Mueller submitted the report to Barr on March 22. Two days later, Barr sent lawmakers a four-page letter saying the inquiry did not establish that Trump’s 2016 campaign team engaged in a criminal conspiracy with Russia and that Mueller had not exonerated Trump of committing the crime of obstruction of justice. Barr subsequently concluded that Trump had not committed obstruction of justice.
Since Barr released that letter, Trump has claimed “complete and total exoneration,” and condemned the inquiry as “an illegal takedown that failed.” At a March 28 rally in Michigan, Trump said that “after three years of lies and smears and slander, the Russia hoax is finally dead.”

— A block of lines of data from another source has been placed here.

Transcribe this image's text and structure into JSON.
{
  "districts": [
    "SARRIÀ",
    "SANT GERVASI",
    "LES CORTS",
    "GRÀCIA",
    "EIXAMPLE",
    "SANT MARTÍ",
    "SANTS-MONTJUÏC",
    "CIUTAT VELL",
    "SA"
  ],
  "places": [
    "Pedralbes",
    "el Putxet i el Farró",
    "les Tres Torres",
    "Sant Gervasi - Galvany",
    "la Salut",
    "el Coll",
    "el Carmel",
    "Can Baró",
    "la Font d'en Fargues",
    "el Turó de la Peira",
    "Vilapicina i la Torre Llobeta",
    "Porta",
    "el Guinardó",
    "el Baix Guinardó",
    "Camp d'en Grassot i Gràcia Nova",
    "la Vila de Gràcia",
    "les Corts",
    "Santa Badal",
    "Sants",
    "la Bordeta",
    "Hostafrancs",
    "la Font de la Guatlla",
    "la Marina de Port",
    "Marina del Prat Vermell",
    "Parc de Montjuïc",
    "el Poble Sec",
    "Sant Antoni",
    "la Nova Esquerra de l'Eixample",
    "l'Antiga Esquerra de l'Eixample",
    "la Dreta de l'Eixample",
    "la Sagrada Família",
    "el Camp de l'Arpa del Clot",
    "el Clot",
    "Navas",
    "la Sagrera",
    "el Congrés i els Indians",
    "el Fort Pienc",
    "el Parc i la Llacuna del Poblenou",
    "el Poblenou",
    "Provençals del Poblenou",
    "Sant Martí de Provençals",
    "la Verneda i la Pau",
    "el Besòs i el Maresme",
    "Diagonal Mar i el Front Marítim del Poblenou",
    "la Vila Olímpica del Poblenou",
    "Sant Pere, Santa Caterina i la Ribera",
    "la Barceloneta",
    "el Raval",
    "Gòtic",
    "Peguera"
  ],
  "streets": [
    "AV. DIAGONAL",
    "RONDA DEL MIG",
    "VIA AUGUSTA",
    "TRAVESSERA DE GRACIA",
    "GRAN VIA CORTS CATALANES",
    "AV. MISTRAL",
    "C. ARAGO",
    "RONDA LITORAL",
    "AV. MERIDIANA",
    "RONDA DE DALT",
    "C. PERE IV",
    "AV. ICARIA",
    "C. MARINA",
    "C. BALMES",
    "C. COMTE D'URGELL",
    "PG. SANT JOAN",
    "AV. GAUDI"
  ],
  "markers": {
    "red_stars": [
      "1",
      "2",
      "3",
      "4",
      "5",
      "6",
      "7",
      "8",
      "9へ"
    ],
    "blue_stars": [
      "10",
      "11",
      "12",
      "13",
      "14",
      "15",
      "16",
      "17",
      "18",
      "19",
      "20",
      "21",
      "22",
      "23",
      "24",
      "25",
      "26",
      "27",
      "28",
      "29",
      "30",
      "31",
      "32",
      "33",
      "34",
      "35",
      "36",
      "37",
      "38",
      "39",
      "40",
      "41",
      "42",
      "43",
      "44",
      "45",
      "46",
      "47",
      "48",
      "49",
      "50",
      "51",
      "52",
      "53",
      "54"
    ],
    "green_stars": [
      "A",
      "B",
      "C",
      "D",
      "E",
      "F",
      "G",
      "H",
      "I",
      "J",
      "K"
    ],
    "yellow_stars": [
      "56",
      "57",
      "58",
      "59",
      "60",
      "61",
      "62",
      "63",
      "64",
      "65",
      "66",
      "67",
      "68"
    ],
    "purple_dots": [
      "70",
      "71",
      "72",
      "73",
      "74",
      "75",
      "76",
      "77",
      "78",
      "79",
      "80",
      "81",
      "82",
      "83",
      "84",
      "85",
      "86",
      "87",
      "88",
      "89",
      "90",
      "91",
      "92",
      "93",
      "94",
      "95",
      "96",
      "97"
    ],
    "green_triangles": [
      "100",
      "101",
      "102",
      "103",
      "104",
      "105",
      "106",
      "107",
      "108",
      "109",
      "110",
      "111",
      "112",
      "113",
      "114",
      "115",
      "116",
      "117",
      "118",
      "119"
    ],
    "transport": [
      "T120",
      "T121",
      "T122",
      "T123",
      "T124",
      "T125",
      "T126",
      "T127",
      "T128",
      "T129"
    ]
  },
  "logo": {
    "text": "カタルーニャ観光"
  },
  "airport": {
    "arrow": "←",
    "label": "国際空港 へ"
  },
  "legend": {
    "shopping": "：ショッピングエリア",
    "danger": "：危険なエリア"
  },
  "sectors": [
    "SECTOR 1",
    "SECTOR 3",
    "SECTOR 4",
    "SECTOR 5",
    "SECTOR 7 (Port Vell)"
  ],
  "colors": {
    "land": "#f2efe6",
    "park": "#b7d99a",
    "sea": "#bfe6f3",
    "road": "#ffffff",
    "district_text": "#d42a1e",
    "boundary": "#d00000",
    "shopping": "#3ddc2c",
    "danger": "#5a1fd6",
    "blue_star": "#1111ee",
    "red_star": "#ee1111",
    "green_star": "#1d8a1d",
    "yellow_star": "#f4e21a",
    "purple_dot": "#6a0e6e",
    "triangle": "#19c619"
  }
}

Citing people with knowledge of the discussions, the New York Times reported on Wednesday that White House lawyers held talks with US Justice Department officials in recent days about the conclusions in Mueller’s report, aiding them in preparing for its release.
Justice Department regulations gave Barr broad authority to decide how much of Mueller’s report to make public, but Democrats have demanded the entire report as well as the underlying investigative files. Barr is due to testify to Congress in public about the report in early May.
The Justice Department has been working for weeks to prepare the redactions, which will be color coded to reflect the reason material is omitted.
Barr said he would redact parts to protect secret grand jury information, intelligence-gathering sources and methods, material that could affect ongoing investigations and information that unduly infringes on the privacy of “peripheral third parties” who were not charged.
Democrats are concerned that Barr, appointed by Trump after the president fired former Attorney General Jeff Sessions, could black out material to protect the president.
The release comes as both parties gear up for the November 2020 presidential election. Trump already has launched his campaign for a second four-year term, and a crowded field of Democrats has formed to seek the nomination to challenge him.